- A project that is sold while in development is not a new project announcement and recounting can lead to oversizing current development activity (while in development projects can and are resold). Also, be clear about the stage of development the project is in.
- Cells and/or modules that are acquired by a traditional manufacturer, Yingli or SunPower for example, should not be counted as shipped by the acquiring manufacturer. For example, a manufacturer with 2.4-GWp of cell capacity and 3-GWp of module assembly can only be given credit for 2.4 (in a perfect world) of shipments, the other 600-MWp came from someone else.
- Grid connections and installations are not synonymous, in fact, grid connections can lag installations by months or even a year (even residential installations can lag, but the problem is more significant with commercial installations). The installation comes first.

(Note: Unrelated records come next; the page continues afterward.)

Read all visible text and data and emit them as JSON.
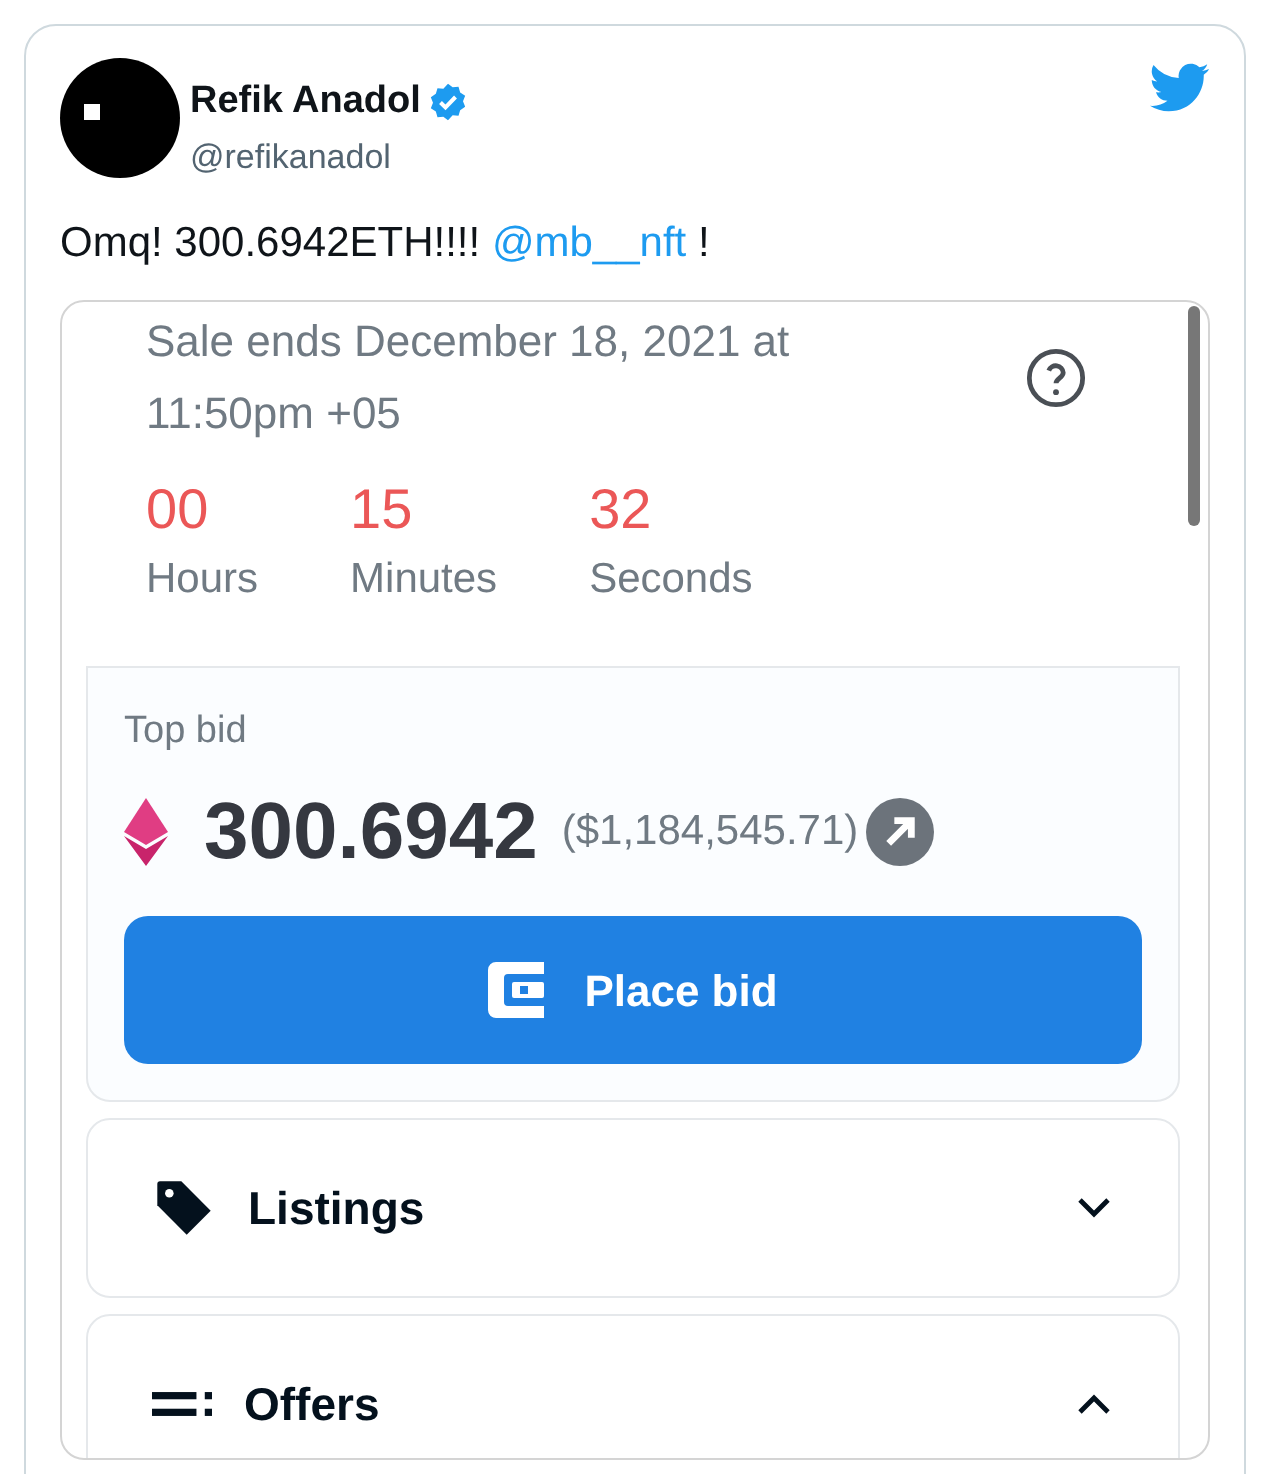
{
  "tweet": {
    "author": "Refik Anadol",
    "verified": true,
    "handle": "@refikanadol",
    "text": "Omq! 300.6942ETH!!!! ",
    "mention": "@mb__nft",
    "text_end": " !"
  },
  "embed": {
    "sale_ends": "Sale ends December 18, 2021 at 11:50pm +05",
    "countdown": [
      {
        "value": "00",
        "unit": "Hours"
      },
      {
        "value": "15",
        "unit": "Minutes"
      },
      {
        "value": "32",
        "unit": "Seconds"
      }
    ],
    "top_bid": {
      "label": "Top bid",
      "amount": "300.6942",
      "usd": "($1,184,545.71)"
    },
    "button": "Place bid",
    "sections": [
      {
        "kind": "tag",
        "label": "Listings",
        "expanded": false
      },
      {
        "kind": "list",
        "label": "Offers",
        "expanded": true
      }
    ]
  }
}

The grid connection comes later.
And Another Thing…
At Solar Power International when a panel of utilities was asked what the solar industry should expect after 2016, the response was as follows; the solar industry will need to compete with market rates. The U.S. market is expected to experience strong growth in installations through the end of 2016, though the outlook in 2017 and beyond is less clear. Development on new projects has slowed significantly. Development on multi-megawatt (utility scale) projects can take up to two years — and this is before construction begins. It is unlikely that new development will commence until uncertainty over the ITC clears, though construction already underway should continue. The U.S. market for small commercial and residential installations will continue to grow, with the residential application driven by new business models.
The market in China is expected to continue growing strongly in 2014 now that the emphasis on rooftop installations has receded. Japan, despite recent actions by utilities, had strong growth for most of 2014. In 2014, the top markets for PV were China, Japan and the U.S.
Figure 2 offers estimated regional demand shares for 2014.
Figure 2: 2014 Demand Share Estimate 40.8-GWp
2014 the Big Picture
The solar photovoltaic industry continues marching through another year of uncertainty about incentives, concern over the end of incentives as well the viewpoint that it is ready to compete in at market rates with conventional energy.
The problem is that conventional energy remains highly subsidized and so the proverbial playing field is not even. Removing subsidies from conventional energy would immediately level the playing field and render competition less margin reducing. Solar — PV in particular — can compete today unsubsidized with conventional energy technologies but only if conventional energy is forced to play fair.
Lead image: Growth chart via Shutterstock